My organization recently purchased around 100 high end Canon multi-function printers, along with a print queue management suite called uniFLOW. uniFLOW gives us a single, roaming print queue, secure print (badge required to get your print job!), and excellent print accounting metrics. With the aforementioned badge integration, we know exactly who is printing all those color copies of their fantasy team’s roster.

It is difficult to believe that here in 2014 organizations are still required to support faxing, but here we are. Even as part of an all new printer deployment, I find myself spending an inordinate amount of time configuring, troubleshooting, and supporting FAX.

The Canon multi-function printers with uniFLOW support simple scan to e-mail and copy functions, but fax is slightly more complicated. It’s less significantly less intuitive, for starters. There is no fax icon or menu action on the large touch screen display. Instead, you have to use the Scan to E-mail process. At which point, you e-mail the phone number you’d like to fax, and hit send. Easy enough to remember, but getting the back end configuration right to make it work is another challege. Here’s my configuration, in case someone else has the same difficulty.

First, make sure you’re running a recent version of RightFax. RightFax is software that allows an organization to deliver faxes to e-mail, obviating the need for every employee to have a personal fax machine — and most importantly, vice-versa: you can deliver faxes from e-mail to a fax number. Your organization may use something different, but I imagine the set up will be similar.

It took a bit of testing with RightFax’s Exchange connector and Wireshark to determine the correct To: header syntax, but here it is:

RightFax requires a recipient name and obviously a fax number destination. The above formatting includes both, broken down as follows:
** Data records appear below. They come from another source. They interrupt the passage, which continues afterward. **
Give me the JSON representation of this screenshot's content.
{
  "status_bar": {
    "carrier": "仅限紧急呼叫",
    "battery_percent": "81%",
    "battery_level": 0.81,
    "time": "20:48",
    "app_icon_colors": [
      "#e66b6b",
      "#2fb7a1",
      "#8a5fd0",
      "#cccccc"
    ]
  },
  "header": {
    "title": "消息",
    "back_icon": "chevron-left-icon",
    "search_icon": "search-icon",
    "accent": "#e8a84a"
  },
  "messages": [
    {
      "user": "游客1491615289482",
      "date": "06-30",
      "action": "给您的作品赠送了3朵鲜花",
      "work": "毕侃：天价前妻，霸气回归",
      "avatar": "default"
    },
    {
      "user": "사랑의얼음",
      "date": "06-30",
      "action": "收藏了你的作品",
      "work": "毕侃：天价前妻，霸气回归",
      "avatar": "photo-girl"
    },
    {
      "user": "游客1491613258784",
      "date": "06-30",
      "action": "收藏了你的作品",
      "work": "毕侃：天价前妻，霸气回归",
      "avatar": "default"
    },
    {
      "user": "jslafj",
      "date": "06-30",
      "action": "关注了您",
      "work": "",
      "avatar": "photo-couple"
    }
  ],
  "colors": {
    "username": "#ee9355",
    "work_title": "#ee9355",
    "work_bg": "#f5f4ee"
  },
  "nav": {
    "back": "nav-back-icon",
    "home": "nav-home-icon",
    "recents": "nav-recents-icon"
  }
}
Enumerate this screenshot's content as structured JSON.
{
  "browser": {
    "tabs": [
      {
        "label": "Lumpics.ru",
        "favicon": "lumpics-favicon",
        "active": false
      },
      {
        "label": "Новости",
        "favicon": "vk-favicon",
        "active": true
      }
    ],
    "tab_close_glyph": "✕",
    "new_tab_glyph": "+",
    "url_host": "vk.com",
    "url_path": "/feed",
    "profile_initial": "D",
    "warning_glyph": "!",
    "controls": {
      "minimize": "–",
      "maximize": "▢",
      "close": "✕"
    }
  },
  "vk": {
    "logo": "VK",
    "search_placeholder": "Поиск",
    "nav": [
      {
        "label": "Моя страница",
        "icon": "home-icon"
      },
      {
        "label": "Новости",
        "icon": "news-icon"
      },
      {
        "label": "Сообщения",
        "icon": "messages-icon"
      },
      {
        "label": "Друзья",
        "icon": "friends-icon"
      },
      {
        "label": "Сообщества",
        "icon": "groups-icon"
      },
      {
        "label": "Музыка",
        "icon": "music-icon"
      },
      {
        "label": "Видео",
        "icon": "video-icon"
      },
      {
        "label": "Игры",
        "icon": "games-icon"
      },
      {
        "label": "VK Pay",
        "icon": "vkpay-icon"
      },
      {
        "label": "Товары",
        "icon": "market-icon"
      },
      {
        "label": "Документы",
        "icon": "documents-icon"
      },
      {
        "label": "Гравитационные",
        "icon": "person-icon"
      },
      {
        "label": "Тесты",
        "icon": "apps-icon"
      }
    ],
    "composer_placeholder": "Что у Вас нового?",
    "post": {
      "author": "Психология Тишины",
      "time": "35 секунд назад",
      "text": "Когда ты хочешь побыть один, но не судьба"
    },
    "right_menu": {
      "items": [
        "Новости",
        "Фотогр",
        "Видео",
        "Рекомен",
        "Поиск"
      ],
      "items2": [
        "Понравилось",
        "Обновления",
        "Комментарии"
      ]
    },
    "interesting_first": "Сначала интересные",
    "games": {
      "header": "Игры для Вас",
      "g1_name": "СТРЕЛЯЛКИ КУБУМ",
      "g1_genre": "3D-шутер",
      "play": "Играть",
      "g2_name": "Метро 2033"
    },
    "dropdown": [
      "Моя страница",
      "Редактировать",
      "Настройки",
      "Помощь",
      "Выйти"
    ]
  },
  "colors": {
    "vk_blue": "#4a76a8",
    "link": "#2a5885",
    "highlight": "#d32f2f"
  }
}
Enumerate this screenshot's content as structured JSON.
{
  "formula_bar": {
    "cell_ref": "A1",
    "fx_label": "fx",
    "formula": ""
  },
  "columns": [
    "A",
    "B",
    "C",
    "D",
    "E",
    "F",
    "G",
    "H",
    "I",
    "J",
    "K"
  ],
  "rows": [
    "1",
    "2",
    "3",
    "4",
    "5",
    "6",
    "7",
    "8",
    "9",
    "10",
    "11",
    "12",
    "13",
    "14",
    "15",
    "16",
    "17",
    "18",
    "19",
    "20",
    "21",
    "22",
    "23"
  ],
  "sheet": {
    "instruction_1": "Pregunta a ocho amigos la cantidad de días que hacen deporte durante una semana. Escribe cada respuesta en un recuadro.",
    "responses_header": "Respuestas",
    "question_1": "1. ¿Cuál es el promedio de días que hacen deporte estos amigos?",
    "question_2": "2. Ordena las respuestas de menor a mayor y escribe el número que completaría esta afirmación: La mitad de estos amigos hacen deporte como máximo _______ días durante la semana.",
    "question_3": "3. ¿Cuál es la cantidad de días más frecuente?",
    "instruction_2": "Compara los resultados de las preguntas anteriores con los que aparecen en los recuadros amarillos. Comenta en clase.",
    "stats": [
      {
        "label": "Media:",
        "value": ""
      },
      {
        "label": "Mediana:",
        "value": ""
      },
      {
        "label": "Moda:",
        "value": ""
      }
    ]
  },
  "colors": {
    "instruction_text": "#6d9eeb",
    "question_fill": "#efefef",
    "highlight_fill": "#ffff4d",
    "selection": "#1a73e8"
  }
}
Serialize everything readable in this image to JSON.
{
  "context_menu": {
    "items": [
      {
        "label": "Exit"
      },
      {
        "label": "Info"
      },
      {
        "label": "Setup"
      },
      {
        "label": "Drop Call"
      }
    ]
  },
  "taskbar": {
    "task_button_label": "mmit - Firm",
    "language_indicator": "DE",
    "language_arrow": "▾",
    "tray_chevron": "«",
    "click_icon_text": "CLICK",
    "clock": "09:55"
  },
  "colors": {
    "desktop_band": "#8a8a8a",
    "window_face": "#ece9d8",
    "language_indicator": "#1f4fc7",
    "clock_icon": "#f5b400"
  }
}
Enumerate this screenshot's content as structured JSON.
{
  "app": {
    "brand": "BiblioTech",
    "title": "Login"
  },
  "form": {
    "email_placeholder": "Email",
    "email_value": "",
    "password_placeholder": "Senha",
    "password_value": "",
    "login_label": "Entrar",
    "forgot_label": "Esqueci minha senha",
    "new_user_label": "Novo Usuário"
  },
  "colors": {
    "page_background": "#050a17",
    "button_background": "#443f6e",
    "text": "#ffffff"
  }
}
IMCEARFAX-               RightFax prefix
Walk+20up                Recipient name - +20 being the hexadecimal ASCII code for a space
+40                      ASCII for the at-symbol
_FN=AAABBBCCCC           Fax number equals AAA-BBB-CCC

Now that we know the syntax, we need a way to translate a string of only numbers into that address — it would be an onerus requirement for an end-user to have to type in that ridiculously long e-mail address every time they wanted to send a fax. Thankfully, uniFLOW gives us everything we need to be successful.

Create an XML file on the uniFLOW server, e.g. C:\fax-to-email.xml:


Edit the to be the FQDN of your RightFax server, then go into the uniFLOW server configuration interface, navigate to Printer -> Printer -> (The printer you want to configure) -> Next -> Device Agents tab. Scroll down to the bottom section titled Other / MIND SMTP Control. Here you can configure how the printer will handle different destination addresses. Set the Email Conversions field value to:


Click Save, and then go send a fax!